(7) The Talmudists say, that it is not lawful to write the law in letters of gold, contrary to this certain and very ancient example. See Hudson’s and Reland’s notes here.
(8) This is the most ancient example I have met with of a grace, or short prayer, or thanksgiving before meat; which, as it is used to be said by a heathen priest, was now said by Eleazar, a Jewish priest, who was one of these seventy-two interpreters. The next example I have met with, is that of the Essenes, (Of the War, B. II. ch. 8. sect. 5,) both before and after it; those of our Savior before it, Mark 8:6; John 6:11, 23; and St. Paul, Acts 27:35; and a form of such a grace or prayer for Christians, at the end of the fifth book of the Apostolical Constitutions, which seems to have been intended for both times, both before and after meat.
(9) They were rather political questions and answers, tending to the good and religious government of mankind.
(10) This purification of the interpreters, by washing in the sea, before they prayed to God every morning, and before they set about translating, may be compared with the like practice of Peter the apostle, in the Recognitions of Clement, B. IV. ch. 3., and B. V. ch. 36., and with the places of the Proseuchre, or of prayer, which were sometimes built near the sea or rivers also; of which matter see Antiq. B. XIV. ch. 10. sect. 9,3; Acts 16:13. 16.
(11) The use of oil was much greater, and the donatives of it much more valuable, in Judea, and the neighboring countries, than it is amongst us. It was also, in the days of Josephus, thought unlawful for Jews to make use of any oil that was prepared by heathens, perhaps on account of some superstitions intermixed with its preparation by those heathens. When therefore the heathens were to make them a donative of oil,: they paid them money instead of it. See Of the War, B. II. ch. 21. sect. 2; the Life of Josephus, sect. 13; and Hudson’s note on the place before us.

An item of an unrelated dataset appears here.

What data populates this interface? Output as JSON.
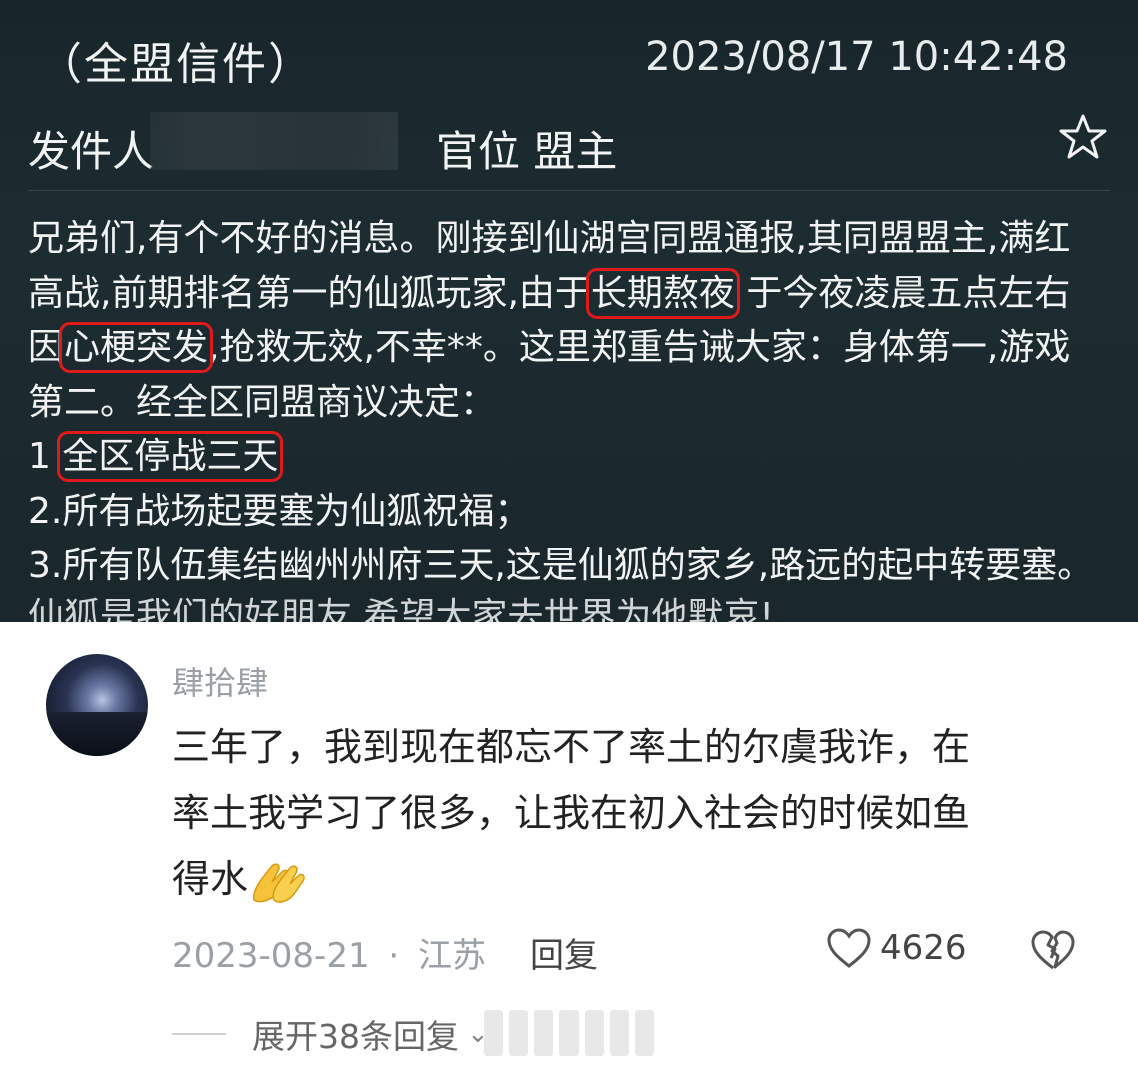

(12) This, and the like great and just characters, of the justice, and equity. and generosity of the old Romans, both to the Jews and other conquered nations, affords us a very good reason why Almighty God, upon the rejection of the Jews for their wickedness, chose them for his people, and first established Christianity in that empire; of which matter see Josephus here, sect. 2; as also Antiq. B. XIV. ch. 10. sect. 22, 23; B. XVI. ch. 2. sect. 4.

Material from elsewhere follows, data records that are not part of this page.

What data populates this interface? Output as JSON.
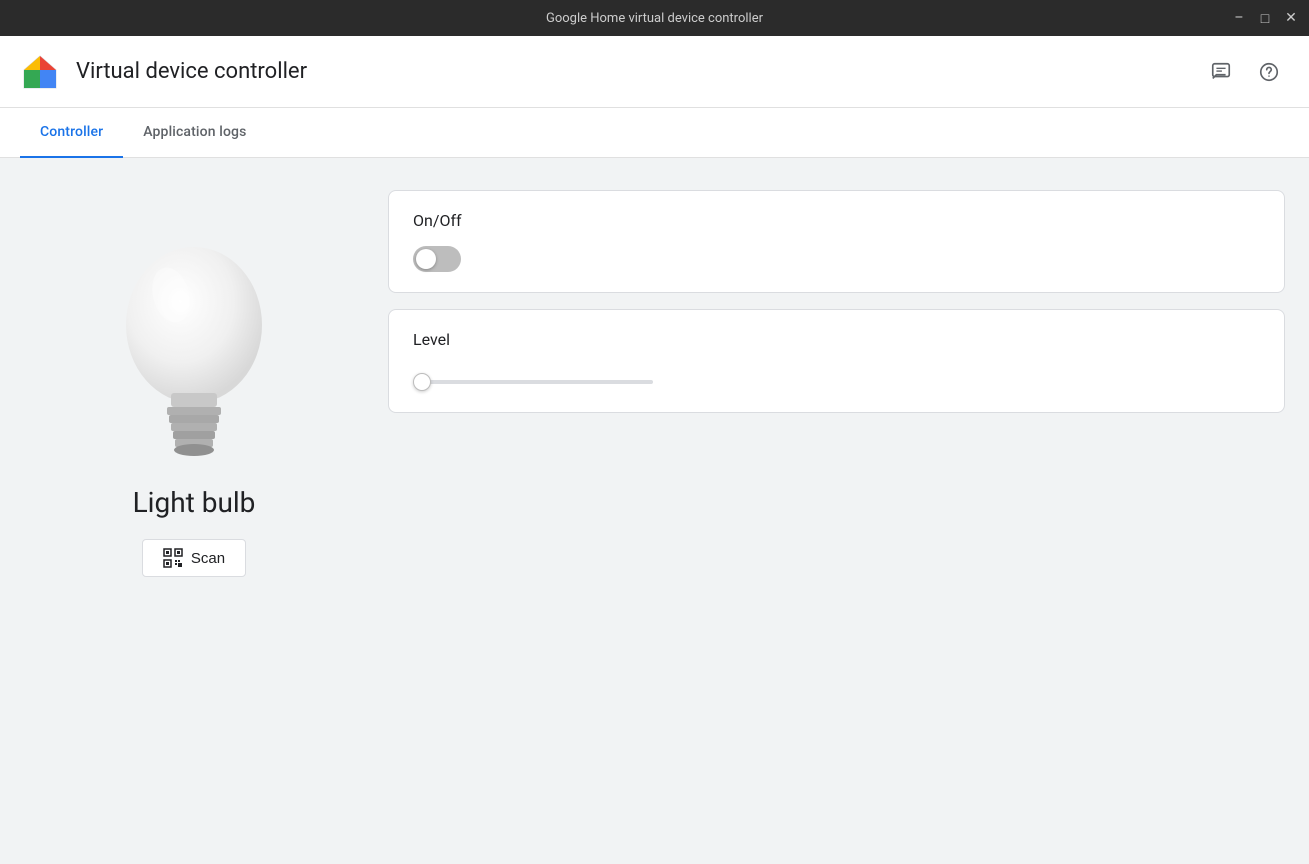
{
  "titlebar": {
    "title": "Google Home virtual device controller",
    "minimize_label": "minimize",
    "maximize_label": "maximize",
    "close_label": "close"
  },
  "header": {
    "title": "Virtual device controller",
    "feedback_icon": "feedback-icon",
    "help_icon": "help-icon"
  },
  "tabs": [
    {
      "id": "controller",
      "label": "Controller",
      "active": true
    },
    {
      "id": "application-logs",
      "label": "Application logs",
      "active": false
    }
  ],
  "left_panel": {
    "device_name": "Light bulb",
    "scan_button_label": "Scan"
  },
  "controls": [
    {
      "id": "on-off",
      "label": "On/Off",
      "type": "toggle",
      "value": false
    },
    {
      "id": "level",
      "label": "Level",
      "type": "slider",
      "value": 0,
      "min": 0,
      "max": 100
    }
  ]
}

(13) The name of this place, Phicol, is the very same with that of the chief captain of Abimelech’s host, in the days of Abraham, Genesis 21:22, and might possibly be the place of that Phicol’s nativity or abode, for it seems to have been in the south part of Palestine, as that was.

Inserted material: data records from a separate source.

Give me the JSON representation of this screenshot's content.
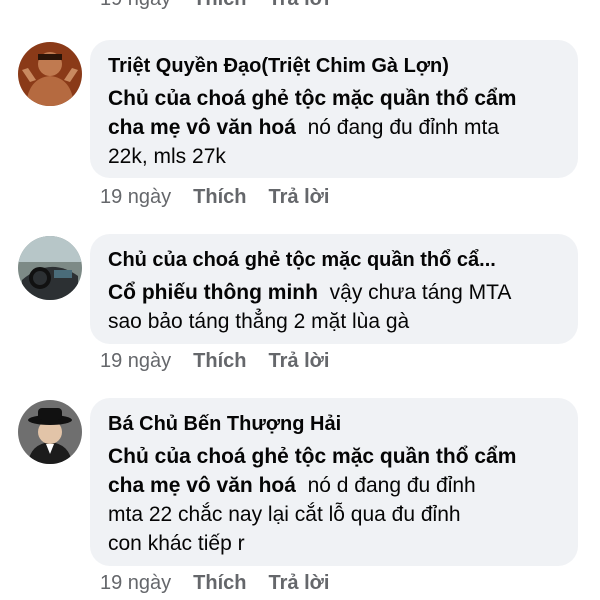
{
  "top_actions": {
    "time": "19 ngày",
    "like": "Thích",
    "reply": "Trả lời"
  },
  "comments": [
    {
      "author": "Triệt Quyền Đạo(Triệt Chim Gà Lợn)",
      "tag_line1": "Chủ của choá ghẻ tộc mặc quần thổ cẩm",
      "tag_line2": "cha mẹ vô văn hoá",
      "text_after_tag": "nó đang đu đỉnh mta",
      "text_line3": "22k, mls 27k",
      "time": "19 ngày",
      "like": "Thích",
      "reply": "Trả lời",
      "avatar_icon": "fighter-avatar"
    },
    {
      "author": "Chủ của choá ghẻ tộc mặc quần thổ cẩ...",
      "tag_line": "Cổ phiếu thông minh",
      "text_after_tag": "vậy chưa táng MTA",
      "text_line2": "sao bảo táng thẳng 2 mặt lùa gà",
      "time": "19 ngày",
      "like": "Thích",
      "reply": "Trả lời",
      "avatar_icon": "car-interior-avatar"
    },
    {
      "author": "Bá Chủ Bến Thượng Hải",
      "tag_line1": "Chủ của choá ghẻ tộc mặc quần thổ cẩm",
      "tag_line2": "cha mẹ vô văn hoá",
      "text_after_tag": "nó d đang đu đỉnh",
      "text_line3": "mta 22 chắc nay lại cắt lỗ qua đu đỉnh",
      "text_line4": "con khác tiếp r",
      "time": "19 ngày",
      "like": "Thích",
      "reply": "Trả lời",
      "avatar_icon": "hat-man-avatar"
    }
  ]
}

(14) Whence it comes that these Lacedemonians declare themselves here to be of kin to the Jews, as derived from the same ancestor, Abraham, I cannot tell, unless, as Grotius supposes, they were derived from Dores, that came of the Pelasgi. These are by Herodotus called Barbarians, and perhaps were derived from the Syrians and Arabians, the posterity of Abraham by Keturah. See Antiq. B. XIV. ch. 10. sect. 22; and Of the War, B. I. ch. 26. sect. l; and Grot. on 1 Macc. 12:7. We may further observe from the Recognitions of Clement, that Eliezer, of Damascus, the servant of Abraham, Genesis 15:2; 24., was of old by some taken for his son. So that if the Lacedemonians were sprung from him, they might think themselves to be of the posterity of Abraham, as well as the Jews, who were sprung from Isaac. And perhaps this Eliezer of Damascus is that very Damascus whom Trogus Pompeius, as abridged by Justin, makes the founder of the Jewish nation itself, though he afterwards blunders, and makes Azelus, Adores, Abraham, and Israel kings of Judea, and successors to this Damascus. It may not be improper to observe further, that Moses Chorenensis, in his history of the Armenians, informs us, that the nation of the Parthians was also derived from Abraham by Keturah and her children.